Writing about yourself isn’t easy. After more than 15 years weaving in and out of academia, professional writing, and career services, I can tell you that this is almost always true – even for the most seasoned professionals and the most accomplished writers. In fact, I’ve written thousands of resumes, but when I had to put mine together a few weeks ago to bid on a consulting opportunity, I too asked someone else to be an objective third party. One of the biggest benefits of working with a resume writer is having a professional third party to help you analyze your professional accomplishments and determine which are most relevant to your current opportunity or goal. However, there are some elements that it’s almost always better to leave off your resume.
This is one of the major differences between CVs used outside of the United States and US-based resumes. In many countries, including a professional photo on your CV is standard practice.
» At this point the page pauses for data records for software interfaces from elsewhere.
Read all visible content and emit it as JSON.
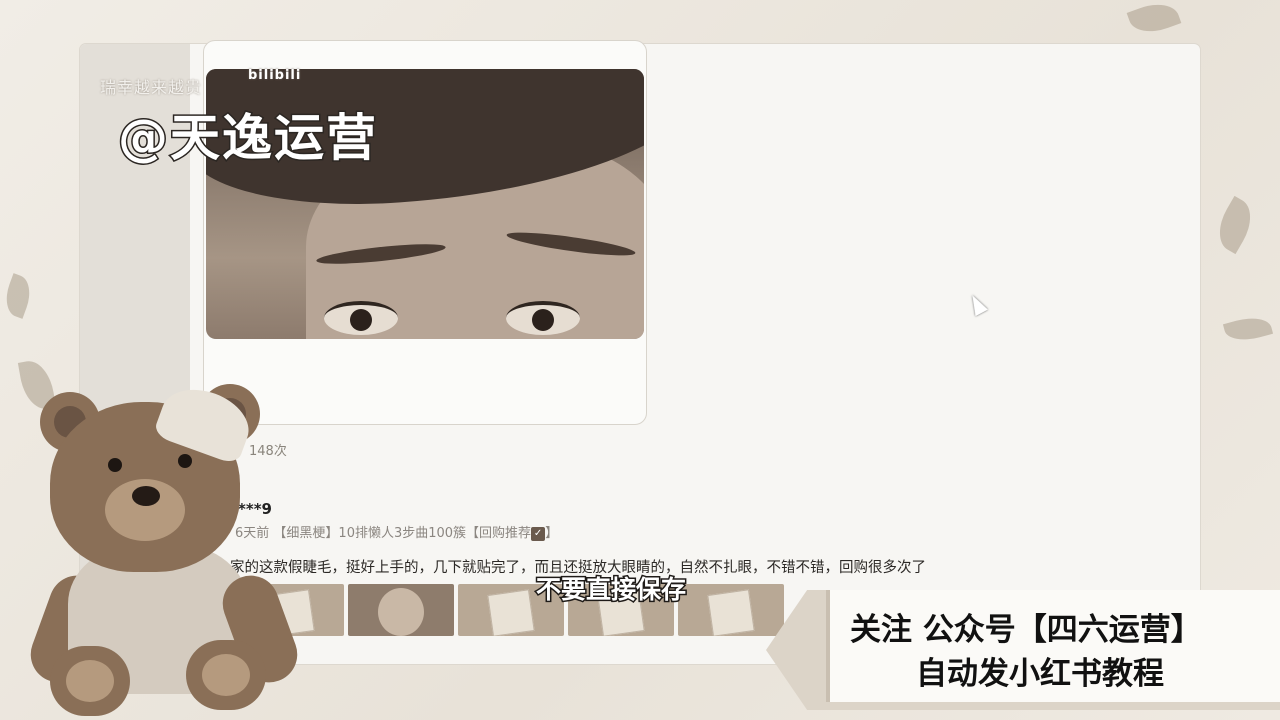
{
  "overlay": {
    "watermark_small": "瑞幸越来越贵",
    "bili_logo": "bilibili",
    "watermark_big": "@天逸运营",
    "subtitle": "不要直接保存",
    "banner_line1": "关注 公众号【四六运营】",
    "banner_line2": "自动发小红书教程"
  },
  "post": {
    "view_count": "148次",
    "comment": {
      "username": "***9",
      "time": "6天前",
      "tags": "【细黑梗】10排懒人3步曲100簇【回购推荐",
      "tags_end": "】",
      "text": "家的这款假睫毛，挺好上手的，几下就贴完了，而且还挺放大眼睛的，自然不扎眼，不错不错，回购很多次了"
    },
    "thumbnails": [
      "product-box",
      "face-photo",
      "product-box",
      "product-box",
      "product-box"
    ]
  },
  "icons": {
    "check_glyph": "✓",
    "cursor": "arrow-cursor-icon"
  }
}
In the United States, however, you should only do this if you are specifically asked or are applying for a position in which your appearance is part of the qualifications – such as a model or an actor. Including a photo on your resume can lead to automatic disqualification in many situations – either because this is company policy or because the company’s applicant tracking system cannot read files with embedded photos.
While more people stay in the workforce longer (or reenter it after retirement), professionals still need to be cautious when disclosing their age. Never list basic statistics about yourself, such as your birthday. (This is another characteristic of international CVs that does not carry over into the US.) Instead, highlight how many years of quality experience you can bring to the table. Additionally, a common misconception is that a resume is a legal document and you must list all positions you’ve ever held. Working with a resume writer can help you identify whether it is more beneficial or detrimental to include older positions that hint at your age.
Special Interests or Activities
About 15 years ago, including a concise list of activities or interests at the bottom of your resume was trendy. According to the advice at the time, this helped candidates stand out and appear more well-rounded. Because employers receive far more resumes per job opening in recent years, it is important to keep the focus on work if you are planning to “cold apply” (or submit your resume online without an internal contact or recruiter endorsement). However, if these interests or activities are relevant or if you are applying through a connection, it could still be a good idea to include them. Of course, LinkedIn profiles now allow far more space for including these details.
Unnecessary or Cliché Skills
It’s perfectly natural to want to showcase all of your skills on your resume. However, some skills have become so common that most employers will just expect you to be able to do them. For example, if you already wrote that you can use Microsoft Office Suite, an employer can safely assume that you can use a computer.
Make every word count on your resume! Your unique combination of skills and abilities perfectly aligns with just the right opportunity for you! Carefully crafting a resume that demonstrates those skills can help you achieve your goals. If you’re not sure whether your resume effectively portrays your unique skillset, book a free call here: http://www.morleycareersolutions.com/contact